Steve offered Bucky his bed when he finally shows up and slept on the couch. Bucky doesn’t sleep much but the offer was nice and he closed the door so Steve could think he was sleeping.
The next morning, after Bucky finally managed to sleep for a couple hours sitting on the floor inside the door with his back up against it and a hunting knife next to his hand, he emerged to find Steve making pancakes with Sam.
"Since when do you eat flapjacks?" he asked Steve, folding his arms.
Steve shrugged. “No rations,” he said like that explained why he liked a food Bucky definitely had a memory of him pushing away uneaten.
Sam tossed Bucky an apple. Bucky, who had idly brought the hunting knife tucked into his sweatpants, pulled it out and sliced the apple in half as it passed him by. He plucked one of the halves out of the air and bit into it.
"Apple a day keeps the doctor away," said Sam.
"Yeah, then make sure he’s getting enough,” said Bucky, pointing to Steve with the knife. Waste of time, throwing fruits his direction.
Steve rolled his eyes and threw an orange at Bucky. He sliced that one in thirds in midair just because.
Sam came over most mornings, it turned out. He always handed Steve the Sports section of the paper and read through all of the Arts.
Bucky didn’t care much about current events—regimes change and innocent blood gets spilled every day—but he liked to look over Sam’s shoulder sometimes at the paintings. The memory wasn’t solid yet, but he knew he had dreamed of museums and galleries for Steve once.
Then one morning, Sam handed him the Arts when he handed Steve the Sports.
"I’m not gonna take your—" Bucky said, appalled and a little annoyed.
Sam snorted. “You give it to me when you’re done, asshole.” He rolled his eyes. “We share.”
Bucky sighed. Sam was making such a mess of this, honestly. But there was a review of a new exhibit at MoMA and, yeah, he wanted to read that.
They went to a baseball game on Tony’s dime. Steve was enthusiastic but the crowds were bigger and louder than Bucky remembered. He hunched down in his seat and flinched each time the guy next to him bumped his arm.
Sam laughed at Steve a lot that day and threw cracker jacks at his face at least three different times. The last time emptied his box and even though there was a guy selling them walking the aisles, he insisted on going to find a concession stand.
"You’re gonna miss the game," Bucky pointed out. "I’ll go."
Sam shrugged his shoulders and looked vaguely innocent.
Bucky slipped over the side of the bleacher and scaled the column down. He snagged three boxes of cracker jacks while the concession stand guy wasn’t looking—though he never did look up—and then climbed back up the column. He took a minute nestled into the crook under the bleacher, feeling the rumble of feet and excitement above him.
He breathed in and out.
Sam took the cracker jacks knowingly. Steve pretended not to know anything.
Bucky was struck by how similar they were, his Steve and Steve’s Sam.

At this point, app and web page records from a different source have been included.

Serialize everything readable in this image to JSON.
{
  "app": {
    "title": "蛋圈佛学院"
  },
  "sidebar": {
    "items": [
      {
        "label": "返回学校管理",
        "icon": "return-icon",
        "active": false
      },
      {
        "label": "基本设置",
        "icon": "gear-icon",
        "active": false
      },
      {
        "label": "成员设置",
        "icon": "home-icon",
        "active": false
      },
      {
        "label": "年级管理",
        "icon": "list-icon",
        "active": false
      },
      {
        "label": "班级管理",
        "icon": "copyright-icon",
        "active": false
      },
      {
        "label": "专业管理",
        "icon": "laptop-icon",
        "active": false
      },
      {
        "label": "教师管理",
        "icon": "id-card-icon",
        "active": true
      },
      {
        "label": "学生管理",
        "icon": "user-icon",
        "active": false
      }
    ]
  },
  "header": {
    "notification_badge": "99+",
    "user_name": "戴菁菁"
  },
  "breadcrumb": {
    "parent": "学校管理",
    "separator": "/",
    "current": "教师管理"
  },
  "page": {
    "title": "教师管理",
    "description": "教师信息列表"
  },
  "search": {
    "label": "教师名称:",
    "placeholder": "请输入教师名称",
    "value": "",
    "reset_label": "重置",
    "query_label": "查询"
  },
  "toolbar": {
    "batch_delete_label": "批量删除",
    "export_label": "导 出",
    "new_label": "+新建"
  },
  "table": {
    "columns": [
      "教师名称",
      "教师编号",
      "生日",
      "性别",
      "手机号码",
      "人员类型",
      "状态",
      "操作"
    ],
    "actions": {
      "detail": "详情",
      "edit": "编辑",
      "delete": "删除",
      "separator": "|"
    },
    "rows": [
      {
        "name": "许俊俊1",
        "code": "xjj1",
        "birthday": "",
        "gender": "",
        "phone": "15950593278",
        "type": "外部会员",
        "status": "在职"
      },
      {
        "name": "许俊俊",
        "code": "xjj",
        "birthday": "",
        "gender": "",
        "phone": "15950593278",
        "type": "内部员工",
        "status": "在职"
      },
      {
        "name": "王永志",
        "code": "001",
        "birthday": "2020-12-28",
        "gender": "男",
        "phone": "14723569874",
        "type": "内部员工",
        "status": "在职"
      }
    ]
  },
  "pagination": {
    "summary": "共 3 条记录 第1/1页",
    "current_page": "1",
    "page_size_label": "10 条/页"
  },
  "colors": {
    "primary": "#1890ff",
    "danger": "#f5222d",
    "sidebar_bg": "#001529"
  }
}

"Cute trick," he warned Sam in his ear later. "But save the head-shrinking for him, OK?”
Sam didn’t shrug, but he looked a little sadly at Bucky.
It came to a head when Sam came over to Steve’s apartment even though both he and Bucky knew Steve was on an assignment with Natasha somewhere top secret in Asia.
Bucky had perched in the window overlooking the crowds going in and out of Stark Tower and counting how many people looked like someone he had killed. It was an exercise that filled two purposes: it helped him remember things sharper and it made him feel things he shouldn’t forget.
"Man, you’re going to drive yourself mad doing that," said Sam quietly from behind him. He hadn’t noticed Sam come in, hadn’t registered the footsteps approaching his undefended back.
"None of your business," said Bucky mulishly. "Steve’s your business. That’s it."
Sam sighed and it sounded properly sad this time, not any of the bullshit empathy stuff he’d been throwing around recently.
"I don’t know how I can convince you that I have time for you and him,” said Sam finally.
"It’s not time I’m worried about," said Bucky. He looked back at Sam. "It’s space."
"You think there’s not room in this Tower for all three of us?" asked Sam, brow furrowed.
"Nah, not that kind of space."
He was more worried that trying to help Bucky—caring about Bucky with all his black hole of pain—might use up someone else’s heart. He’d sure as hell used up his own.
He didn’t say it out loud, but Sam seemed to understand anyway.
"More than enough space there too," he said. "Is it OK if I hug you?"
Maybe if he was a black hole, Sam was whatever the opposite of that was. Maybe he spent heart the way Bucky spent his pain.
"Yeah, whatever," he said.